DIRECTIONS FOR THIS TASK.
Some lines below hold "JSON". Pick them out and copy them.
**********
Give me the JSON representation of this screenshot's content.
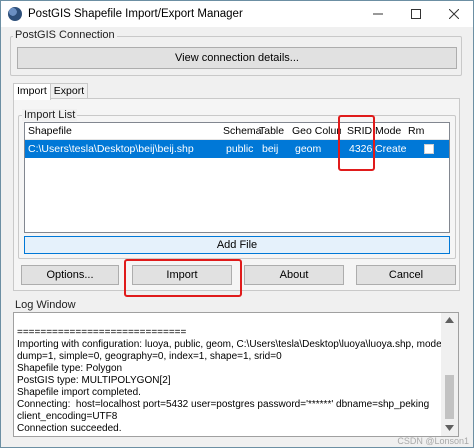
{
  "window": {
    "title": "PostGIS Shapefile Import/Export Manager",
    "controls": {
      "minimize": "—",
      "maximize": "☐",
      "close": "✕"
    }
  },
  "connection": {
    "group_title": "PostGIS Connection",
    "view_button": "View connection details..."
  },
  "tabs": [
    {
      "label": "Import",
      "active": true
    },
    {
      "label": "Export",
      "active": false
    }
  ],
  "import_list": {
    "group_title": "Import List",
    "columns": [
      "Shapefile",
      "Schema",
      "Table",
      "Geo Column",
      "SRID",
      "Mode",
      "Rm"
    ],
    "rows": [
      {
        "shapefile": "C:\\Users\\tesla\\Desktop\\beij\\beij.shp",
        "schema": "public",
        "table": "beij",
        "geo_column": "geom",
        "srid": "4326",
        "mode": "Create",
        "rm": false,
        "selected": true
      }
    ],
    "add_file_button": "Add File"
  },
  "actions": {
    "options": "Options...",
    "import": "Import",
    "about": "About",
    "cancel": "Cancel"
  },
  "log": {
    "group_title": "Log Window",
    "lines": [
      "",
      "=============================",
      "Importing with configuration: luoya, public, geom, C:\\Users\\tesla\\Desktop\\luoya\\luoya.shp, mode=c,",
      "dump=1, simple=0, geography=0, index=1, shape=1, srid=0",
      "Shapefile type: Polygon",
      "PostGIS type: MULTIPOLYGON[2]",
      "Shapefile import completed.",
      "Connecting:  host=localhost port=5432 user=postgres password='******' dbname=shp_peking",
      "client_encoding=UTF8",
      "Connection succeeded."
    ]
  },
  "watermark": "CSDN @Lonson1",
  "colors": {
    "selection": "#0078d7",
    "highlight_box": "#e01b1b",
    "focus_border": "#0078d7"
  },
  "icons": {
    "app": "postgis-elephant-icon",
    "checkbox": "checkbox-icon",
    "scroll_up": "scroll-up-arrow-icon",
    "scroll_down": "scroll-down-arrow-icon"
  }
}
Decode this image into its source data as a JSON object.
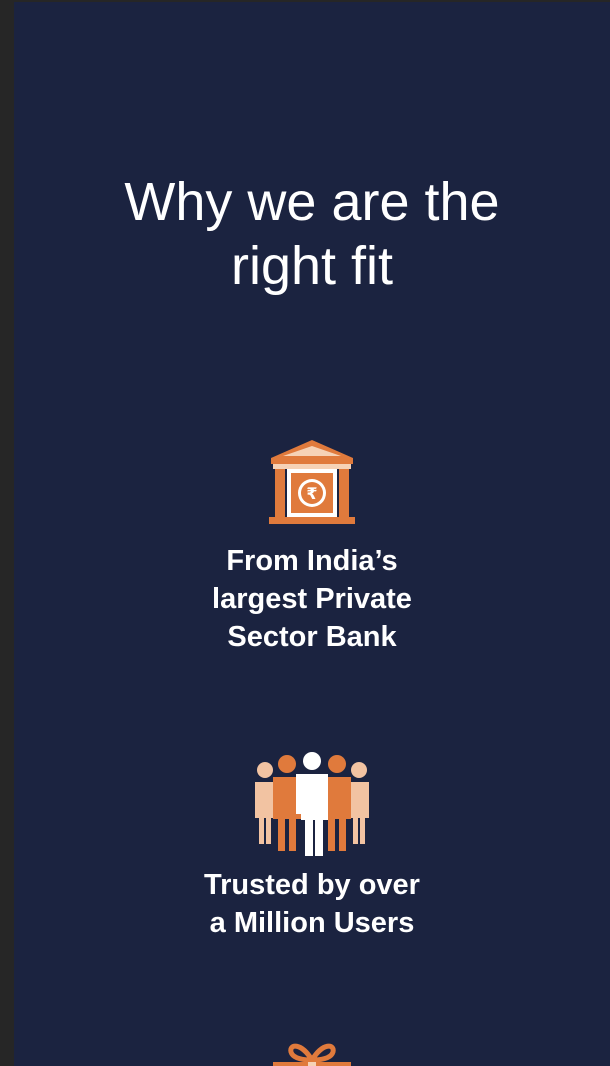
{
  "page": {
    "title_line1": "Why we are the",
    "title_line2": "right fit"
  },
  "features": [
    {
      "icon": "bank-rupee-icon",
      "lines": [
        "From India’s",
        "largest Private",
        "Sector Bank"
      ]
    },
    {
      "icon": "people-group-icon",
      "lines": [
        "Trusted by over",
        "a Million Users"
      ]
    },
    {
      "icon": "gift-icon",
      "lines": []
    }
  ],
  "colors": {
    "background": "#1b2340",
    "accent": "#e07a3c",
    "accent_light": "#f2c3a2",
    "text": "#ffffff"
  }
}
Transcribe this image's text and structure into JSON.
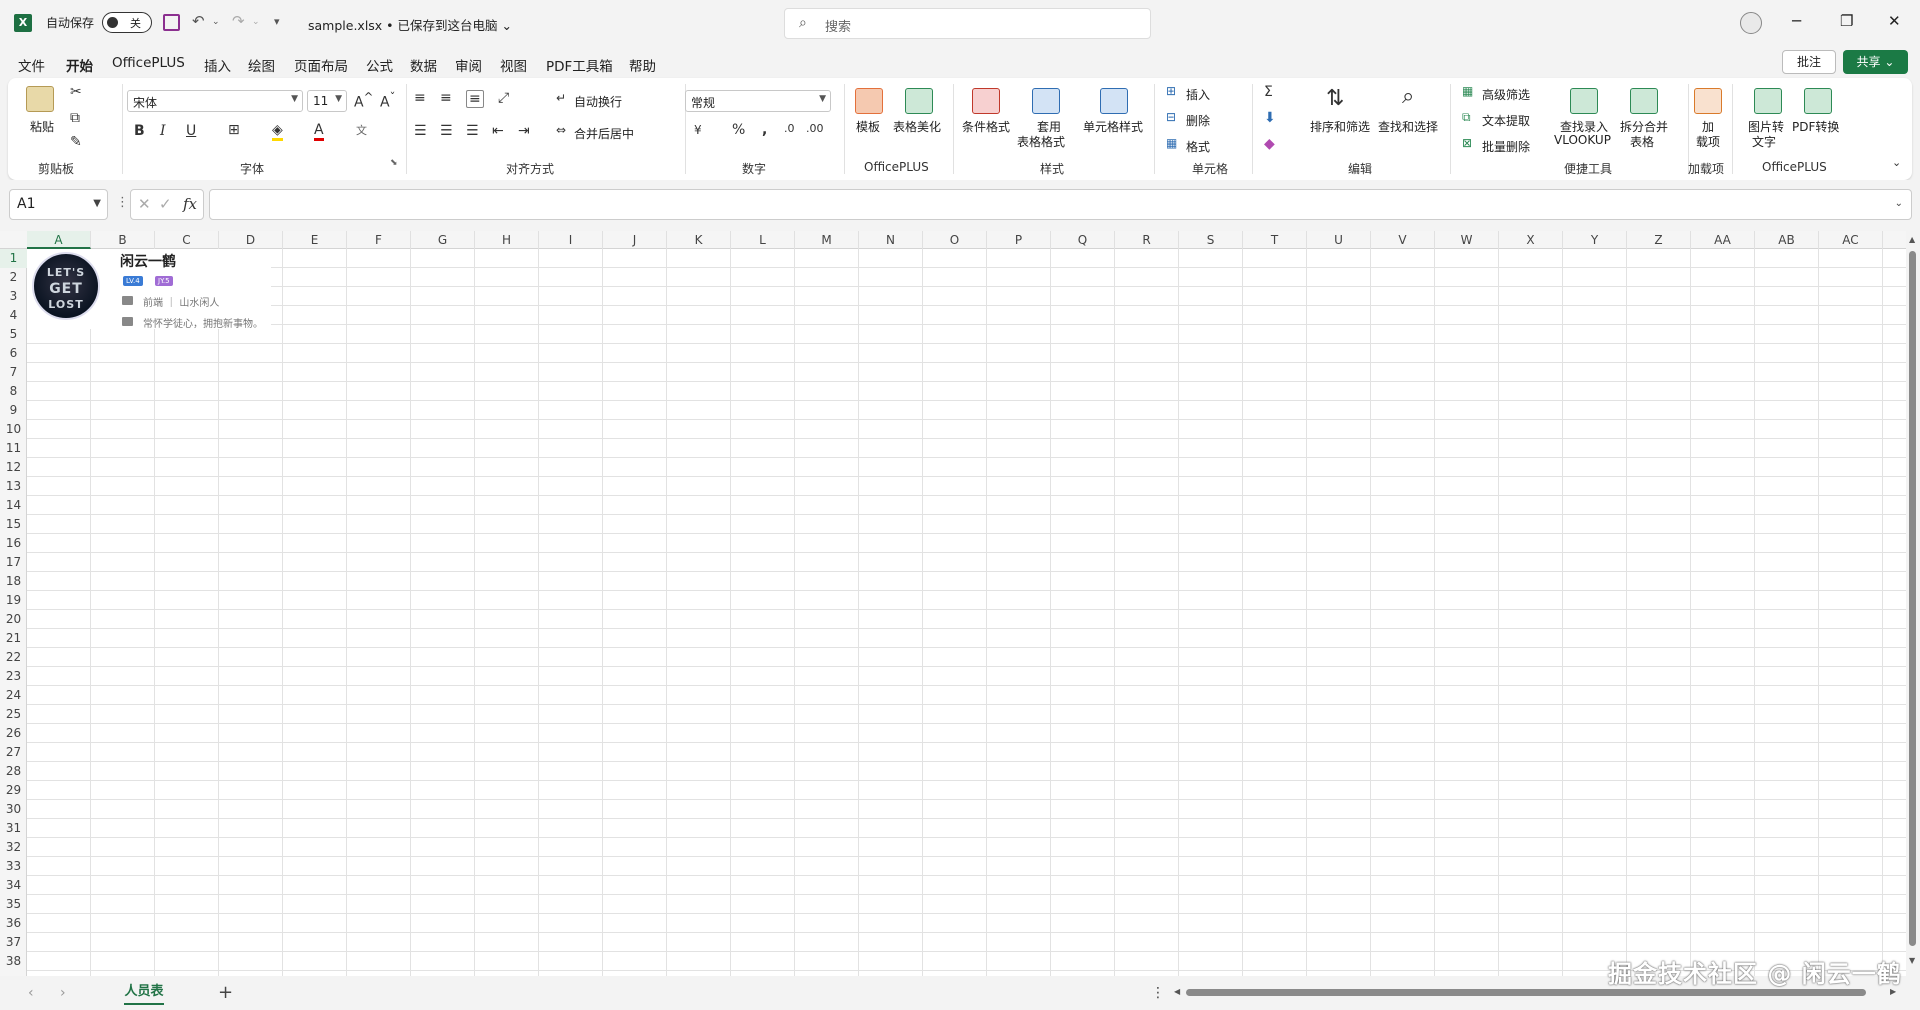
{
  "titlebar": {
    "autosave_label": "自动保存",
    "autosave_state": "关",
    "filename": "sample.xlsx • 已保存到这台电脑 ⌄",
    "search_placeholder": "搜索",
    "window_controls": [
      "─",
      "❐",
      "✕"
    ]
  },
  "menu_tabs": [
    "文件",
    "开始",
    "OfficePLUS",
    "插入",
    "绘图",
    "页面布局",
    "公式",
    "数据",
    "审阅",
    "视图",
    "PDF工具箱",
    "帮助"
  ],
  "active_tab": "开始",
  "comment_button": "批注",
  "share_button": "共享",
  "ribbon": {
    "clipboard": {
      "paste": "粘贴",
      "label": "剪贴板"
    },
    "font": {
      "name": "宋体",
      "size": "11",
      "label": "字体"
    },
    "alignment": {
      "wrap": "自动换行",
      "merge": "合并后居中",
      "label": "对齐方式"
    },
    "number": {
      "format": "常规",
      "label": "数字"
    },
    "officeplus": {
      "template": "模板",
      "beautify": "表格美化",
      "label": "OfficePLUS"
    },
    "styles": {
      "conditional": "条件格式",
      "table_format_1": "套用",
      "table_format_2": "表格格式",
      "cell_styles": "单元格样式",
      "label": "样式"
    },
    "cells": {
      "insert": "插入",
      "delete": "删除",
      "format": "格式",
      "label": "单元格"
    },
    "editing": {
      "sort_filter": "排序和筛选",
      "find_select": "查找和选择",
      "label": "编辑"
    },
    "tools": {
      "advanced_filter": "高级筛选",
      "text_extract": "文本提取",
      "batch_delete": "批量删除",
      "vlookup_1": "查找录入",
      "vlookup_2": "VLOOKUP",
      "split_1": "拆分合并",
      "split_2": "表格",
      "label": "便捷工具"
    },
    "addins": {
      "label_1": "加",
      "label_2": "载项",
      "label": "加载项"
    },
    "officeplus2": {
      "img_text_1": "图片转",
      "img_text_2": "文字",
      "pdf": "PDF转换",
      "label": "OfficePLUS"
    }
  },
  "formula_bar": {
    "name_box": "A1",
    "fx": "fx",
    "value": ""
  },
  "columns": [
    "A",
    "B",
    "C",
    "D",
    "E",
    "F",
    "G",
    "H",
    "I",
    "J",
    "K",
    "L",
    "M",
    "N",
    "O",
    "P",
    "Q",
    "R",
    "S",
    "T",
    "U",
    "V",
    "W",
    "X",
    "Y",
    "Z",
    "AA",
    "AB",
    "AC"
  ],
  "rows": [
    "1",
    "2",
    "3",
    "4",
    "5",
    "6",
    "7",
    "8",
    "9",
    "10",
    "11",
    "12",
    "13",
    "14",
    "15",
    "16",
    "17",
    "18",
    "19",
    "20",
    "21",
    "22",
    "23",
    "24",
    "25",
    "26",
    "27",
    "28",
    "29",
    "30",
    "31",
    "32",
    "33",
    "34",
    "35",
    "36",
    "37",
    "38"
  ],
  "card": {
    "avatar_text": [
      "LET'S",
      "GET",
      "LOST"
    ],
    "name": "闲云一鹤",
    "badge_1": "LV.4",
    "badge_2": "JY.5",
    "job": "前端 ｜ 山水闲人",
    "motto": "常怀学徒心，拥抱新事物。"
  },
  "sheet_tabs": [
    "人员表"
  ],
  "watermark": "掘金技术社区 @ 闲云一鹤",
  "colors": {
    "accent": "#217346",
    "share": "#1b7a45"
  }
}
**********
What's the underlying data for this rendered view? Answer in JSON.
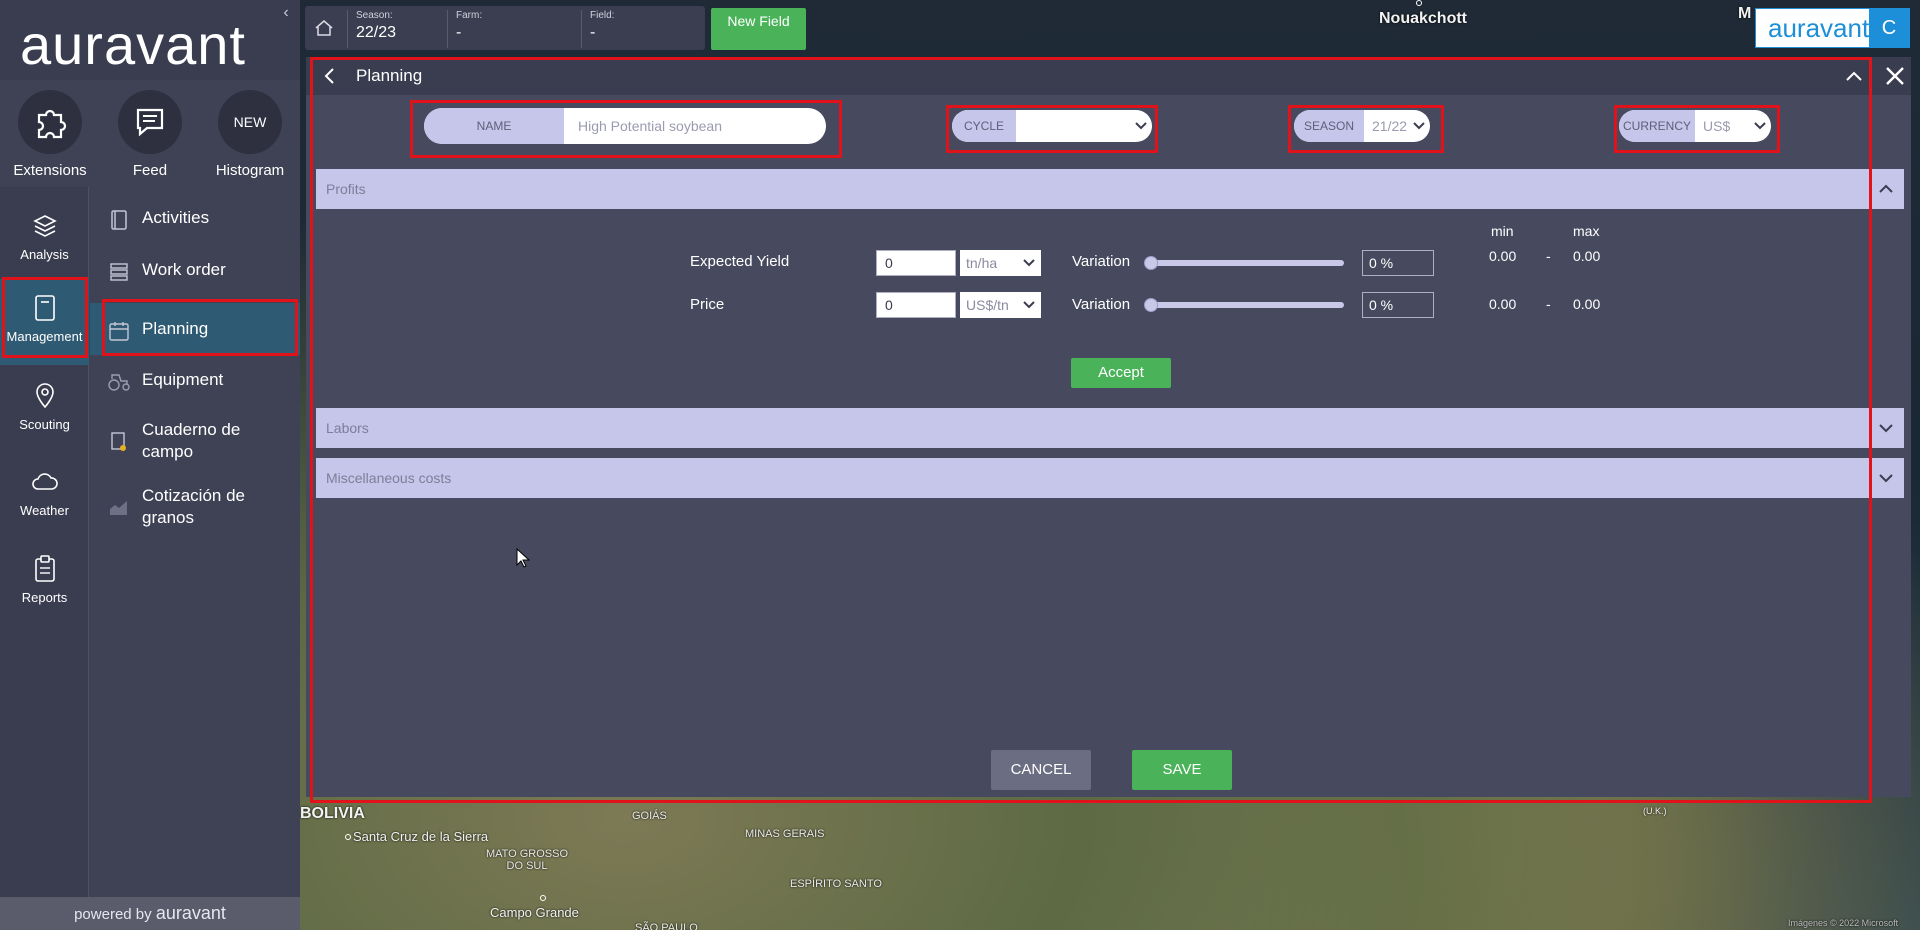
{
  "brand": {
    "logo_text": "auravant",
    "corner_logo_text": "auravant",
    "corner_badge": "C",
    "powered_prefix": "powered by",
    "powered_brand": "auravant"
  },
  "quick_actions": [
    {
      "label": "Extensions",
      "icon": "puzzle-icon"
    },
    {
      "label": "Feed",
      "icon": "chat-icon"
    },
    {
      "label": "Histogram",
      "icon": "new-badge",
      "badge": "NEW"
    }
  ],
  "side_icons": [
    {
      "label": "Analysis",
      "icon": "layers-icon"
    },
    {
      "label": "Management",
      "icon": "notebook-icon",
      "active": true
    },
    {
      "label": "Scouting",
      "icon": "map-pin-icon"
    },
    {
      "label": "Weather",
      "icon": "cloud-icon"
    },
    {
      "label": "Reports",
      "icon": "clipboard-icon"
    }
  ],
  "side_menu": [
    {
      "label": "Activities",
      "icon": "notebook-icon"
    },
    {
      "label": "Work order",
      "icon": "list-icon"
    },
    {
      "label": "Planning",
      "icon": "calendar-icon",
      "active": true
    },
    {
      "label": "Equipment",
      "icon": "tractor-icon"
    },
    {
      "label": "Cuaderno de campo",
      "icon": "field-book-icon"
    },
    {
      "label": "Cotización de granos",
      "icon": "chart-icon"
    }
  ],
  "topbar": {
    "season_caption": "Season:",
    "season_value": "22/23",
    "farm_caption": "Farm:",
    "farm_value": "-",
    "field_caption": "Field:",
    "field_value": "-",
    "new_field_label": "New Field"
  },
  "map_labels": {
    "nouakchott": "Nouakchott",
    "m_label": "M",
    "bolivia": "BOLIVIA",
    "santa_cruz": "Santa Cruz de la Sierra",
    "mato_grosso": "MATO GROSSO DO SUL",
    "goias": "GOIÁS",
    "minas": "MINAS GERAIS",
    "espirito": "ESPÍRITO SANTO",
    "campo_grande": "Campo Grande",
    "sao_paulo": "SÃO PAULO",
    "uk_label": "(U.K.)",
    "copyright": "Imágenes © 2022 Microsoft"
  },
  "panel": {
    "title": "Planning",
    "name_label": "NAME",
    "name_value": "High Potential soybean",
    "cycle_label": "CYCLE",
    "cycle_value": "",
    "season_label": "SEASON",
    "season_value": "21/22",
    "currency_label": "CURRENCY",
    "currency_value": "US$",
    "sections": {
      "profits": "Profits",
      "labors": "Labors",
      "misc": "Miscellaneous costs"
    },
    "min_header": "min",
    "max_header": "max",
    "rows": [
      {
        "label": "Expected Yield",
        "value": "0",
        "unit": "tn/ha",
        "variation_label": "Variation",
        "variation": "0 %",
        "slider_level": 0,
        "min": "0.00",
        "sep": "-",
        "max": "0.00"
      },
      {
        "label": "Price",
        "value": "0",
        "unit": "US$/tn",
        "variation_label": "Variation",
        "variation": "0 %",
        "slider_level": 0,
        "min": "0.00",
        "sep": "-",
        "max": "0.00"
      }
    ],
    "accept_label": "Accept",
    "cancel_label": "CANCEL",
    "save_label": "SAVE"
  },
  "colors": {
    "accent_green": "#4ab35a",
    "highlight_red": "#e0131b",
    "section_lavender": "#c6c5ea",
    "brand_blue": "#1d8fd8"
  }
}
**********
RESULT OF THIS TASK.
Give me the JSON representation of this screenshot's content.
Decode this image into its source data as a JSON object.
Transcribe this image's text and structure into JSON.
What's the underlying data for this rendered view? Answer in JSON.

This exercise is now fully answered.